CLARKSVILLE, Tenn. – In the middle of the night, a little sliver of light shines from the doorway of the observatory in the remote farmland of the Austin Peay State University Environmental Education Center. Inside, maybe with a cup of coffee or a soda to keep her awake, is APSU physics student Katie Boedges, waiting for the Cat’s Eye Nebula to appear in the night sky.
“It rises at 1:30 in the morning, so I’m usually going to be there all night long,” she said.
Her nocturnal visits to the observatory are the result of a major project she is finishing up for the University. Earlier this year, Boedges received a $3,000 Presidential Research Scholars Award to build a spectrometer for the telescope.
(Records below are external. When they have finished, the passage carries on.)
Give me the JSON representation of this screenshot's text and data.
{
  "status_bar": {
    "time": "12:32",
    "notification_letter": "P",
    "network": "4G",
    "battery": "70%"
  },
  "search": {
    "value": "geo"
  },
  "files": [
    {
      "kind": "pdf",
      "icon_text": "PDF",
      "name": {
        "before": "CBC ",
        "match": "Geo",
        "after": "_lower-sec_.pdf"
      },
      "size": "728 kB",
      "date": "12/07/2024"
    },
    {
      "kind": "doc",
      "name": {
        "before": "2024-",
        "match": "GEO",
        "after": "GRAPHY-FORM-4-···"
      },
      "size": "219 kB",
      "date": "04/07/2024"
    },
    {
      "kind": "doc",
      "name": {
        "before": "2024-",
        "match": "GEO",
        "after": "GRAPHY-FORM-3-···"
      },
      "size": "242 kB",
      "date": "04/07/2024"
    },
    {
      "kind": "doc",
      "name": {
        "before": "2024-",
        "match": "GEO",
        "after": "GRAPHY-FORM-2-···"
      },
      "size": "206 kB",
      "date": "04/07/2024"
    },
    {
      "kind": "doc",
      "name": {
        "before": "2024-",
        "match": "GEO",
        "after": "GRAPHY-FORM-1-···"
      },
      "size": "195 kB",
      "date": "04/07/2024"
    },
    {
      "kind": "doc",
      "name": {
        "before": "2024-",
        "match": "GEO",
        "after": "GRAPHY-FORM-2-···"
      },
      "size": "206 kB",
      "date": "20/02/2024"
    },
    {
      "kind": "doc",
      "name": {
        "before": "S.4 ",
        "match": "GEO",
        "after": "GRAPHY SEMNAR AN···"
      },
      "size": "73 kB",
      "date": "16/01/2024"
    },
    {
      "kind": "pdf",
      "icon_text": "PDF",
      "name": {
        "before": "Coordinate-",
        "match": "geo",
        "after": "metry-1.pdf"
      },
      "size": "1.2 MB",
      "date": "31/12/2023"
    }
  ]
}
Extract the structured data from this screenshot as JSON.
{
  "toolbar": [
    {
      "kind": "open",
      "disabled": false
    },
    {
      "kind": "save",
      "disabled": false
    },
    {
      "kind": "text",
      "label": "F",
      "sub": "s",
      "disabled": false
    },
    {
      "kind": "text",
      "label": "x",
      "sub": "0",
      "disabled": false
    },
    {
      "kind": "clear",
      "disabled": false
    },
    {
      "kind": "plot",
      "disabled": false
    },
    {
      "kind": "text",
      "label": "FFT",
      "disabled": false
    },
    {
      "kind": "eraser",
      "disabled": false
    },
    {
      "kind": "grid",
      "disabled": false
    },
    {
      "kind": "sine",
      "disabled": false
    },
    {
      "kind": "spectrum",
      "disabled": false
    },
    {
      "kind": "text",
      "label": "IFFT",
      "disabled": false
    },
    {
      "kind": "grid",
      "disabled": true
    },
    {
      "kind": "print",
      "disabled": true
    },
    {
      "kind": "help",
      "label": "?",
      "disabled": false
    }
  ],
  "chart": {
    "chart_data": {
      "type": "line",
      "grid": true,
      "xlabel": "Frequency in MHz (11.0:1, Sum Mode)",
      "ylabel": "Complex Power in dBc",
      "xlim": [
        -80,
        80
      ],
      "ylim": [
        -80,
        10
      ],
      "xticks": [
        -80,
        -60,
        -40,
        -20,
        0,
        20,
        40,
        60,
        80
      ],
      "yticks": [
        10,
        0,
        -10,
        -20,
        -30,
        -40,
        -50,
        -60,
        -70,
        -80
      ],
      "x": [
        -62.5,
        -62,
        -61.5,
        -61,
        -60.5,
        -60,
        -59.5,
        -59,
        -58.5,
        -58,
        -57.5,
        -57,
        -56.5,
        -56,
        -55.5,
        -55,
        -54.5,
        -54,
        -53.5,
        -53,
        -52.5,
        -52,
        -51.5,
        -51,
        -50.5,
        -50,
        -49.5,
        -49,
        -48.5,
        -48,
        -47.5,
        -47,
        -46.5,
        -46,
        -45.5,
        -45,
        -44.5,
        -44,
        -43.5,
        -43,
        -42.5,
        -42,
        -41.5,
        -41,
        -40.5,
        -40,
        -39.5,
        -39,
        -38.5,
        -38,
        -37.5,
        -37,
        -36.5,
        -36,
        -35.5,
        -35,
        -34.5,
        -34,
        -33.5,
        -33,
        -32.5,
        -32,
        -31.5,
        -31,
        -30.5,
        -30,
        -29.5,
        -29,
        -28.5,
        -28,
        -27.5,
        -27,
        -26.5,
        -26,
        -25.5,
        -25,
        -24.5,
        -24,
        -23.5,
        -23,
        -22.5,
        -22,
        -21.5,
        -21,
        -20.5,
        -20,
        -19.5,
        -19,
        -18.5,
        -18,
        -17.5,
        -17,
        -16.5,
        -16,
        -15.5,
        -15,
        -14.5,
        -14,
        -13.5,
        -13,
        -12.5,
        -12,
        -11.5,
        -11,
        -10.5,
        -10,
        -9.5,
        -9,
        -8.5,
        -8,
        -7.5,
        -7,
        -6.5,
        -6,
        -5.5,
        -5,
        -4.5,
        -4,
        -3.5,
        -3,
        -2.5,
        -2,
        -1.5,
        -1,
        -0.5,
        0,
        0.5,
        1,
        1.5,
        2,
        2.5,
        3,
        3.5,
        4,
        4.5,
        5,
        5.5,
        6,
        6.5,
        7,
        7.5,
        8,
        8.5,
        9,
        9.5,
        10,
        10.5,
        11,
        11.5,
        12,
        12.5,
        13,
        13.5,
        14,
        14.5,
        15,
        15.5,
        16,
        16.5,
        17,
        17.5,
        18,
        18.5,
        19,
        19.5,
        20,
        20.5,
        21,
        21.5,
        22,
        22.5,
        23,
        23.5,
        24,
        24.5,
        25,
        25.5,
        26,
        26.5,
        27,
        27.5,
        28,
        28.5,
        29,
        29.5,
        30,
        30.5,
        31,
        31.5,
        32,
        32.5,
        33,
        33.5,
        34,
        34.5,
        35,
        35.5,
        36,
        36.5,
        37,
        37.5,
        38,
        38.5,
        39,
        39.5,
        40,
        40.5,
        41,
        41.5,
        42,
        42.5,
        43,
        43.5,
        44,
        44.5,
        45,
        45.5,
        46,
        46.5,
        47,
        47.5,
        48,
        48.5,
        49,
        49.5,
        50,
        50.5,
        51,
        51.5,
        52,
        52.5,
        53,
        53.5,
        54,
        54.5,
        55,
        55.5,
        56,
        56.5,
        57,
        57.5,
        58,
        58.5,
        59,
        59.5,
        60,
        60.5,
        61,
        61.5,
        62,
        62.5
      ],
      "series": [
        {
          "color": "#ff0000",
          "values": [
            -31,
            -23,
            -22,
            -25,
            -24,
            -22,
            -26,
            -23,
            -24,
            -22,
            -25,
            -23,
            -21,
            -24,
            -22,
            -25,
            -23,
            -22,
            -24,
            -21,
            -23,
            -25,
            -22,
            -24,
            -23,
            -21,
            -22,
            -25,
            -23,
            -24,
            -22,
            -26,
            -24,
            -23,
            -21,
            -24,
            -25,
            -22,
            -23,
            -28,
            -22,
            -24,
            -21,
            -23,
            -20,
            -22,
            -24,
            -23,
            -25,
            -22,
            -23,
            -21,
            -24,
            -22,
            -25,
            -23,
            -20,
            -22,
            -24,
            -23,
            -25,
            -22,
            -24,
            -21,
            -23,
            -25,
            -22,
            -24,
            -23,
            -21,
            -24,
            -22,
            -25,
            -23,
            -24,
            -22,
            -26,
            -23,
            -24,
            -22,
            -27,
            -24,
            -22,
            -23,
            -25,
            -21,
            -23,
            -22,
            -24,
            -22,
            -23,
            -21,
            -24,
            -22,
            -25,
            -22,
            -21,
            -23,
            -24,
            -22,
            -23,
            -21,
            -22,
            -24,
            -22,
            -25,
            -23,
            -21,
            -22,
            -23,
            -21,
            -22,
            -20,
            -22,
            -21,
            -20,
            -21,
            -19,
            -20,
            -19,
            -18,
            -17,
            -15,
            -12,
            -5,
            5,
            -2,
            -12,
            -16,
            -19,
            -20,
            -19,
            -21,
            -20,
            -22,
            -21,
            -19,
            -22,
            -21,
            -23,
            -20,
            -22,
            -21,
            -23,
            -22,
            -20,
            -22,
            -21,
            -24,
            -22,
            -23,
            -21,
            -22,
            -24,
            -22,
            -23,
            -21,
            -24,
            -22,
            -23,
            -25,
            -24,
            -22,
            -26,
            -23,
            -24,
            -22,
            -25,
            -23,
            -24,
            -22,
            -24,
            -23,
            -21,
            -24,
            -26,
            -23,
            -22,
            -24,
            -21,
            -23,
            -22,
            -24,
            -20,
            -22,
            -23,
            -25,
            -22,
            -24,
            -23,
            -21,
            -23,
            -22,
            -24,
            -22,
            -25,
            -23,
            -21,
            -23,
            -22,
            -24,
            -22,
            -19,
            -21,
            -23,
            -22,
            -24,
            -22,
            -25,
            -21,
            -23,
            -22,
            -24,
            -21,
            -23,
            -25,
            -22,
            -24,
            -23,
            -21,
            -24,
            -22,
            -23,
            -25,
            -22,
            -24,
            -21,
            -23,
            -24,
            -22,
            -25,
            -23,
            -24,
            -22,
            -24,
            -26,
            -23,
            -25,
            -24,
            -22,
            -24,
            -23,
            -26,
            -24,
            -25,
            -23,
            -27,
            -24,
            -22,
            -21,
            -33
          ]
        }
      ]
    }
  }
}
This is a piece of equipment that measures light of, say, a star or nebulas to determine its composition, density, temperature and host of other things.
Last week, while passing through the hall of the Sundquist Science Building, Boedges nonchalantly mentioned that she’s looking at Cat’s Eye to make sure the spectrometer is working correctly. APSU associate professor of physics Dr. Justin Oelgoetz overheard her.
“She built this! It wasn’t ordered,” he said with a laugh. “Katie doesn’t present it as real flashy, but this is a major project.”
Dr. Alex King, chair of the APSU Department of Physics, agreed with Oelgoetz.
“It gives us a completely new capability,” he said.
Boedges wrote a proposal last year seeking a PRS grant to build the spectrometer. The Presidential Research Scholars Program presents awards every year to student-faculty teams in support of scholarly and creative activity. Once Boedges, who worked with APSU associate professor of physics and astronomy Dr. Allyn Smith, learned she had received the money, she set to work designing a custom-built instrument that could be attached to the telescope.
“I had to get a person in the Astronomy Club who is also a machinist,” she said. “I consulted with him on what I needed, gave him the measurements and stuff, and he made it. And a lot of parts were donated from downstairs.”
The spectrometer is now attached to the telescope, meaning that Boedges is staying up late looking at stars, planets, the moon and nebula to make sure the spectrometer is working properly.
“I’m really excited,” she said. “We have to fix the secondary mirror, but then we’re just going to continue on with the project as planned.”
Boedges, a senior at APSU, will graduate this May, but the spectrometer she designed and built will remain at the observatory for use by students, faculty and other researchers.
“This is a capability that is new, but it can be used not just for students for educational purposes, but this instrument can be used to take spectra which can then be analyzed and used for research purposes,” Oelgoetz said.
For more information on this spectrometer, contact the APSU Department of Physics at 221-6116.